Look through the entries below, please, and copy every line with the word "screenshot".

◆ ◆ ◆

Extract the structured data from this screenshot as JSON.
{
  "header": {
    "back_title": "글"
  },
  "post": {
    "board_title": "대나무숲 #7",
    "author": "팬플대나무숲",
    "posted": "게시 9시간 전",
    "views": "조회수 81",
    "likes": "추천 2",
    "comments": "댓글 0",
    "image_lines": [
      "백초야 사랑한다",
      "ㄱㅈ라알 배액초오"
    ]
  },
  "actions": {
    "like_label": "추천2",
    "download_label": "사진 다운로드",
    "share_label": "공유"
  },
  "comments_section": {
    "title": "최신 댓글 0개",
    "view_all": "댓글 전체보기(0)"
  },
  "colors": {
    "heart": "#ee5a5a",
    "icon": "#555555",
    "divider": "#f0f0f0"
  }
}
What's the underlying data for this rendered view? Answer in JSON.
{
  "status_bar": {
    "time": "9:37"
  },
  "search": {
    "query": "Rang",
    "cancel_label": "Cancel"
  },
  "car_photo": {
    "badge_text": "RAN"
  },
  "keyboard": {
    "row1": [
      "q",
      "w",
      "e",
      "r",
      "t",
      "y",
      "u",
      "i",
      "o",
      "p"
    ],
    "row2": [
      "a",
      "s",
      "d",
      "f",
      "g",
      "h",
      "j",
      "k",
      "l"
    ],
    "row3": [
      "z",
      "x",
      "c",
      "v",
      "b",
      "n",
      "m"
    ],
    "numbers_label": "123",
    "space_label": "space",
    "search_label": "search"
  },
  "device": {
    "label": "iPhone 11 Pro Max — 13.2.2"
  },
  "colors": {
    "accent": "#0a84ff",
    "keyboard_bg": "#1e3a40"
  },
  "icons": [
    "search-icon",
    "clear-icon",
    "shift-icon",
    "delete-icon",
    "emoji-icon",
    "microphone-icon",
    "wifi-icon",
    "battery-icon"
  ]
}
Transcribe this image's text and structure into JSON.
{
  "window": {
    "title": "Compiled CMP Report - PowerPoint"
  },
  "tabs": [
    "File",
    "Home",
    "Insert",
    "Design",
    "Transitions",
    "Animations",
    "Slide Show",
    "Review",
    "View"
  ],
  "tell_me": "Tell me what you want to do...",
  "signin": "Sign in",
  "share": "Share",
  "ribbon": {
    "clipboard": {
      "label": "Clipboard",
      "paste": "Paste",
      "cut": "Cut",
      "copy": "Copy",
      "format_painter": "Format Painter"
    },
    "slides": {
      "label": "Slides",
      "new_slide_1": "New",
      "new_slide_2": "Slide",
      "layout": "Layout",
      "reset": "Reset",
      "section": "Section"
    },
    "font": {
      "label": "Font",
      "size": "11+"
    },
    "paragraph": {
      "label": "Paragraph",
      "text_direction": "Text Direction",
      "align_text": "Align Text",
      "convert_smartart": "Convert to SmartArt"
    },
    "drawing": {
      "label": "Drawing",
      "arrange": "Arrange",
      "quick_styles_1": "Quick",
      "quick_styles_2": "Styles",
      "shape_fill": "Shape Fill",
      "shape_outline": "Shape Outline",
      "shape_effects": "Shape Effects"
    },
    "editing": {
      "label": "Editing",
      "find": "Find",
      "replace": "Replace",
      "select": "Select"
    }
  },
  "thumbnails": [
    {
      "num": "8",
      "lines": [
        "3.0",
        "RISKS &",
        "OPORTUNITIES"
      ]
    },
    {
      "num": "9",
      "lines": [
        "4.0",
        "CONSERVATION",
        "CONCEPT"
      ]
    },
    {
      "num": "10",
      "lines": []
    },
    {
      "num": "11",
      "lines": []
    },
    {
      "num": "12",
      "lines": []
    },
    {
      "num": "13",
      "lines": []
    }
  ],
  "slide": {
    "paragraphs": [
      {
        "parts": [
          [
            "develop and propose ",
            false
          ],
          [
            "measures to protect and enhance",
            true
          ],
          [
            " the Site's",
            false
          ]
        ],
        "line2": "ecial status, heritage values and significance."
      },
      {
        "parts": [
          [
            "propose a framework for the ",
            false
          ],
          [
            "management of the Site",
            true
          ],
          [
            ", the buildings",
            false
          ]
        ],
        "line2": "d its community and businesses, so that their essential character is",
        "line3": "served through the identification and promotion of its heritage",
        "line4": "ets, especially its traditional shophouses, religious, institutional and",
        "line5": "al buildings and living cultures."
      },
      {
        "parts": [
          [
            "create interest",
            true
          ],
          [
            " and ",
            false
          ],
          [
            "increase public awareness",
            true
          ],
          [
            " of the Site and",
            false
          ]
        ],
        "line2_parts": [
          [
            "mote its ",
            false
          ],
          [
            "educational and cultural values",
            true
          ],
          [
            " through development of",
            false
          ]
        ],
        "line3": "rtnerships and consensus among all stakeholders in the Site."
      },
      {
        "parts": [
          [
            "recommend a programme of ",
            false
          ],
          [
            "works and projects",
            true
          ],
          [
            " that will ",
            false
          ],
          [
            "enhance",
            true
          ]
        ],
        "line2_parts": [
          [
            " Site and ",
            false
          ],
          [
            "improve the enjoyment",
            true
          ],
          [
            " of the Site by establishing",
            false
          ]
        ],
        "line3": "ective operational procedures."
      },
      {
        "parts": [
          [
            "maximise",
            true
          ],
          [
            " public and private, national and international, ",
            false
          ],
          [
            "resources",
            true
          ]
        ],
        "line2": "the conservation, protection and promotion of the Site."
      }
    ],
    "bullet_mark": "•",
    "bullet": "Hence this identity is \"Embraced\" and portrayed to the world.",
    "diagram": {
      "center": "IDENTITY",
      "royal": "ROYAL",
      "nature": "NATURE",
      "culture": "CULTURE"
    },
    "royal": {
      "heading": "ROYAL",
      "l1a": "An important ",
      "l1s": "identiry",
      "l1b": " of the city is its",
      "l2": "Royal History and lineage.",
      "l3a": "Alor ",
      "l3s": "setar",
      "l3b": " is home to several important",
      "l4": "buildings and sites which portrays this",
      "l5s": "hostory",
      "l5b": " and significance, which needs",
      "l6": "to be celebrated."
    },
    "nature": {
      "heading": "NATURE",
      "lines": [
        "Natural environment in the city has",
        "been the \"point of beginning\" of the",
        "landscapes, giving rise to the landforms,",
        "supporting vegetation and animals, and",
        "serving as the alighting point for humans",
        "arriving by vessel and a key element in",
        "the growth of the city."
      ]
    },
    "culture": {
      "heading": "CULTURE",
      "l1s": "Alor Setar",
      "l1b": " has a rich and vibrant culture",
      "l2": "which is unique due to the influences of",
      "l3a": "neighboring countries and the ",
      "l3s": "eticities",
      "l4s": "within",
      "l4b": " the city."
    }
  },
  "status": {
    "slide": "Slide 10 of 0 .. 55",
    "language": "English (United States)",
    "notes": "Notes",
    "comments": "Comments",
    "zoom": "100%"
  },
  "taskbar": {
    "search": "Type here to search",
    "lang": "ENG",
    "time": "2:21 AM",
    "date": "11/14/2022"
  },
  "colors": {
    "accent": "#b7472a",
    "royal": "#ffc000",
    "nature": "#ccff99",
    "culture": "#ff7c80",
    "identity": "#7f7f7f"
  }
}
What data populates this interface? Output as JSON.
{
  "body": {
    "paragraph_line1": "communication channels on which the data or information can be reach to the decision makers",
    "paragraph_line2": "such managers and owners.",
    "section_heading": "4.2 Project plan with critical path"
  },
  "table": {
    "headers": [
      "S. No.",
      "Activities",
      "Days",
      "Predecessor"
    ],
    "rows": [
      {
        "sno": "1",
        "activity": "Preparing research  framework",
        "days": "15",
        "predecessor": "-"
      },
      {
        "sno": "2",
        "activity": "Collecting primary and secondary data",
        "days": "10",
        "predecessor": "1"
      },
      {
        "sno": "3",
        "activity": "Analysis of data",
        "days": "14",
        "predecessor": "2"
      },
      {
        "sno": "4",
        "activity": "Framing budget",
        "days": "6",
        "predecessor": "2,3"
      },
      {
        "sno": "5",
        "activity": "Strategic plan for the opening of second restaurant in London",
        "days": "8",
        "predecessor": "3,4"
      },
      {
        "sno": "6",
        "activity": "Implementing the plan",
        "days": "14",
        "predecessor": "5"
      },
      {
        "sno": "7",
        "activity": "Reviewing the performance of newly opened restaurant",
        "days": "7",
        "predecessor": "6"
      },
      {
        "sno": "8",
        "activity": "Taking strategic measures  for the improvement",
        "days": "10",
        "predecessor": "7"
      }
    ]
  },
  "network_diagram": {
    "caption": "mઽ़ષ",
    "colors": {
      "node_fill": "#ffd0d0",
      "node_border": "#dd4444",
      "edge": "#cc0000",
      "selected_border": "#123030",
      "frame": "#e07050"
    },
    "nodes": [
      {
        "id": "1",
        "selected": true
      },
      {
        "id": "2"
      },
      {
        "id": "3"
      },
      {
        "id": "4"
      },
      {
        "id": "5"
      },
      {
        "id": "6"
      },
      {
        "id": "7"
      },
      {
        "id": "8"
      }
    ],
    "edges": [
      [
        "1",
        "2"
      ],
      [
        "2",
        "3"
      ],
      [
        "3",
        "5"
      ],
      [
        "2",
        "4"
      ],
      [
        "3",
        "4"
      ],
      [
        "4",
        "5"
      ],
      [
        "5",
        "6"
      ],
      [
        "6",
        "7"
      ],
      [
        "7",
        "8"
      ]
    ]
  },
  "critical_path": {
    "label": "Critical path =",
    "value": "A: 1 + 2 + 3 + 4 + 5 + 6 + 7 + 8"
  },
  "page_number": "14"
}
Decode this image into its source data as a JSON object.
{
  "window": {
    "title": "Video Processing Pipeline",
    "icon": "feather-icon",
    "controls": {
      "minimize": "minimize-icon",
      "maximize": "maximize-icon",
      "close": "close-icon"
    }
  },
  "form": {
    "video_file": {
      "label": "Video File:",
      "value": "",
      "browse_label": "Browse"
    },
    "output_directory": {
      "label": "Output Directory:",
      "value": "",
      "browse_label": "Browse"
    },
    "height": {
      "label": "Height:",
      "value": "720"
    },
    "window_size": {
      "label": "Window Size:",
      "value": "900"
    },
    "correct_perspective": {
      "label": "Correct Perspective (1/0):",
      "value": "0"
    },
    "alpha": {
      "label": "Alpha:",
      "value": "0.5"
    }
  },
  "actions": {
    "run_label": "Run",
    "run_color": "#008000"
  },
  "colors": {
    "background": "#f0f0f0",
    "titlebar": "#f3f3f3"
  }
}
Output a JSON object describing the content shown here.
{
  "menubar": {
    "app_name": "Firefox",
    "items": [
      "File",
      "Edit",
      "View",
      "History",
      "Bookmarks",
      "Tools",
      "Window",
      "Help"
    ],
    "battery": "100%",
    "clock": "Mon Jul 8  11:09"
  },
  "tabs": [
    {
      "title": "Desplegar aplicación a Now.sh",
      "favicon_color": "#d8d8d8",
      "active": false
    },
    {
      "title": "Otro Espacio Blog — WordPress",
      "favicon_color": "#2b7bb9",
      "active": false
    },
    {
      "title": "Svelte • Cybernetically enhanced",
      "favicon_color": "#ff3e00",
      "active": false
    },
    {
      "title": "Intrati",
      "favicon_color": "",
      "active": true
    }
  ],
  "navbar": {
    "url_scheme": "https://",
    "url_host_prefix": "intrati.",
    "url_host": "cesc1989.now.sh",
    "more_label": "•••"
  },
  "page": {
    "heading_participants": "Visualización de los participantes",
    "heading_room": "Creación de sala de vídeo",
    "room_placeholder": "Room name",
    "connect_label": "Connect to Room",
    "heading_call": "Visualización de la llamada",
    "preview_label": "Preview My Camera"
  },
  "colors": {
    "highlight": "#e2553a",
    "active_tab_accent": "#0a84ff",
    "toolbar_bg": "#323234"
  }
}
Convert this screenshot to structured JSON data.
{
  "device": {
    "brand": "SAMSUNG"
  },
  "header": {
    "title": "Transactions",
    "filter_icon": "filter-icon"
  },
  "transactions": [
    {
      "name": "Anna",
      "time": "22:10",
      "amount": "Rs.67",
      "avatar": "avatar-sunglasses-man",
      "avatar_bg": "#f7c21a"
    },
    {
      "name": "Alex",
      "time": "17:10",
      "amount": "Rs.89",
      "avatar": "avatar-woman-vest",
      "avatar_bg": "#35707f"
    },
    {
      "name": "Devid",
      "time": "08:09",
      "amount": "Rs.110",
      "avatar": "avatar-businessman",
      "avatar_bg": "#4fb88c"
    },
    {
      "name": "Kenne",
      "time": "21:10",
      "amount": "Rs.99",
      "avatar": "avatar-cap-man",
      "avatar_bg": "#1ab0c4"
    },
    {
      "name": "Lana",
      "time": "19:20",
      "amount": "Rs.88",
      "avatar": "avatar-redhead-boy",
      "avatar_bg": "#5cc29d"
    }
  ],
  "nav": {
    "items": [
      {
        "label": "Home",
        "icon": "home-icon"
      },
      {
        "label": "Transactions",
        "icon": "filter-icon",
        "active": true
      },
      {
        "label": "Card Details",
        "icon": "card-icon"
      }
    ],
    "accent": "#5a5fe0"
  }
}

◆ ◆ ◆

* _Solution to the problem_
Extract the structured data from this screenshot as JSON.
Convert this screenshot to structured JSON data.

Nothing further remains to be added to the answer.